3.5M euros for research into embryonic implantation

How does the embryo implant into the uterus? 11 researchers, including reNEW Leiden PI Susana Chuva de Sousa Lopes, receive a MSCA Doctoral Networks Grant worth 3.5M euros to investigate this understudied and poorly understood process. New knowledge obtained in the study will lead to an improved understanding of reproductive biology and help innovations in infertility treatment.

Implantation of the embryo into the uterus is one of the first steps required for a successful pregnancy and a major contributor to lost pregnancies. Up to two-thirds of pregnancies end prematurely as a result of unsuccessful implantation.

“For ethical and practical reasons, studying this crucial process in humans and animal models has thus far been challenging,” says Prof. Susana Chuva de Sousa Lopes. IMPLANTEU, as the international community is called, will now aim to obtain new knowledge om embryo implantation. For this, they will develop a molecular blueprint of human implantation in health and disease. In addition, an advanced toolkit for implantation research will be developed in the research. Chuva de Sousa Lopes: “Our expertise in stem cell biology and models of embryonic development will contribute to reaching these goals and facilitate the study of embryo implantation in the future.”

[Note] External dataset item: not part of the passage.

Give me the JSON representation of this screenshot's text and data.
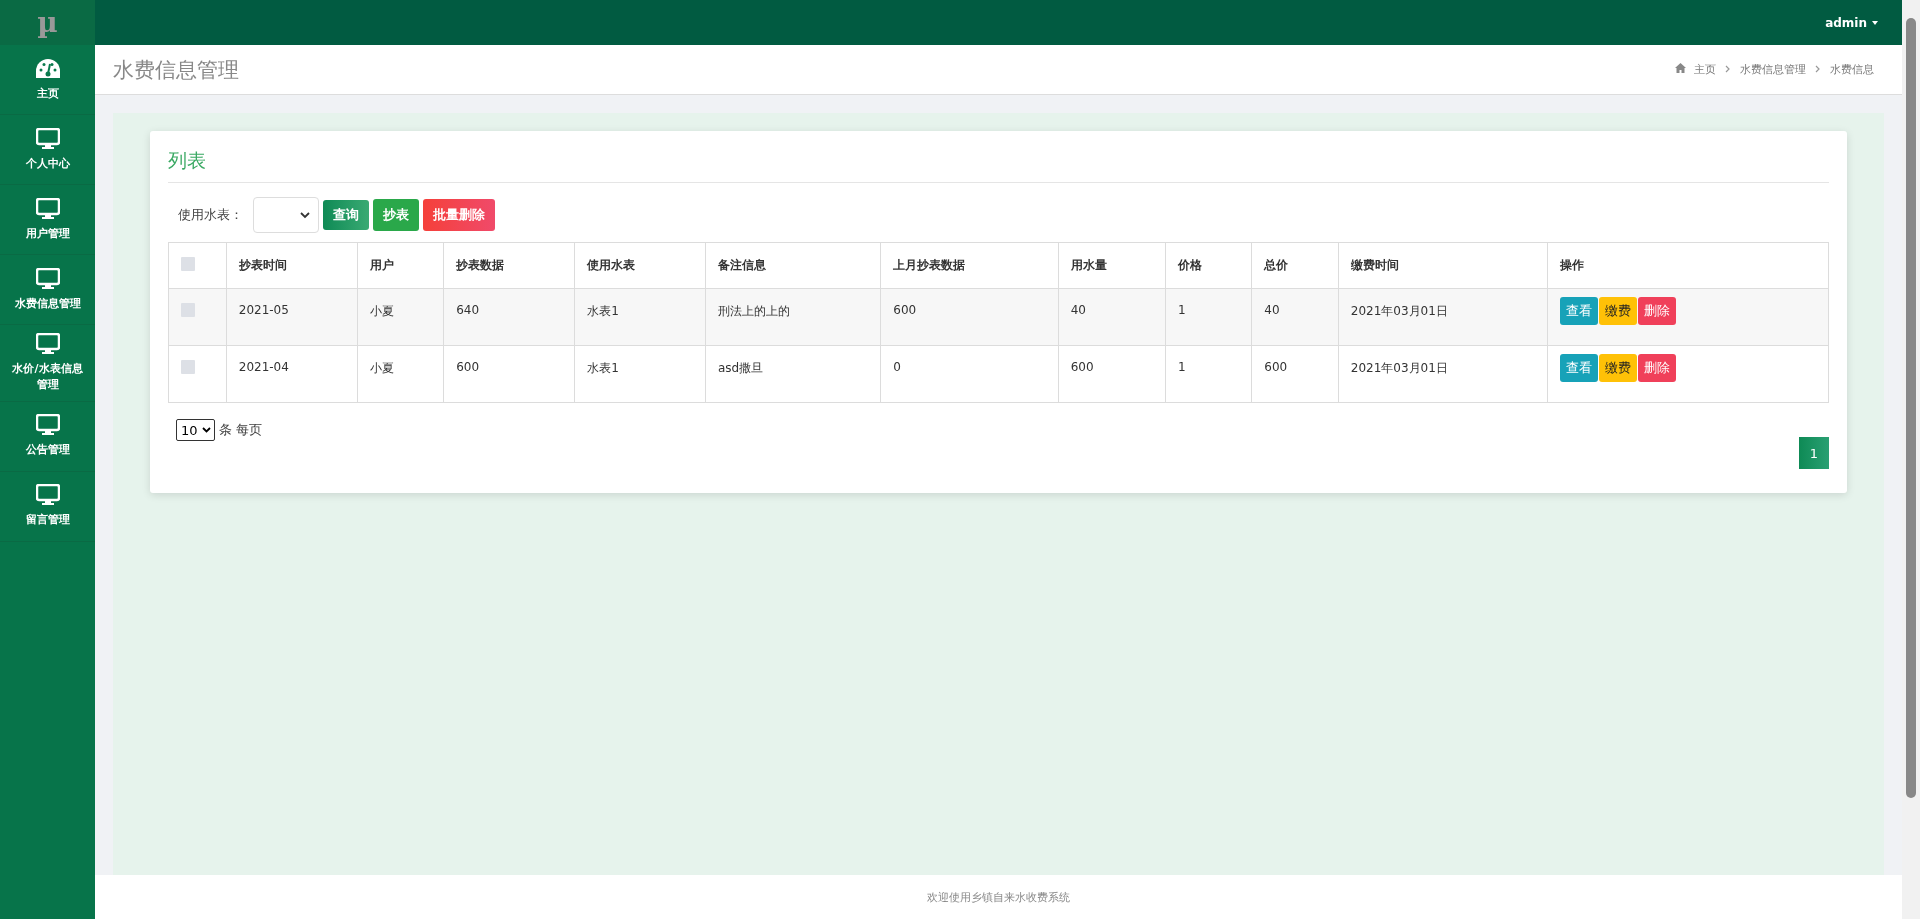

Interdiscliplinary team & broad impact
IMPLANTEU will train 13 doctoral candidates in 11 research institutes. Together, they bring expertise in multiple areas of research related to reproducibility.  Results from this interdisciplinary network will thus not only benefit healthcare and its goals reach beyond the human situation. Chuva de Sousa Lopes: “The knowledge we will obtain in IMPLANTEU is not only crucial for the development of novel human infertility treatments, but is for instance also essential to improve implantation in livestock. This could have huge impact on the efficiency, profitability and environmental sustainability of the food industry. The financial support from MSCA Doctoral Networks will therefore help to make an impact on a large variety of topics related to reproduction.”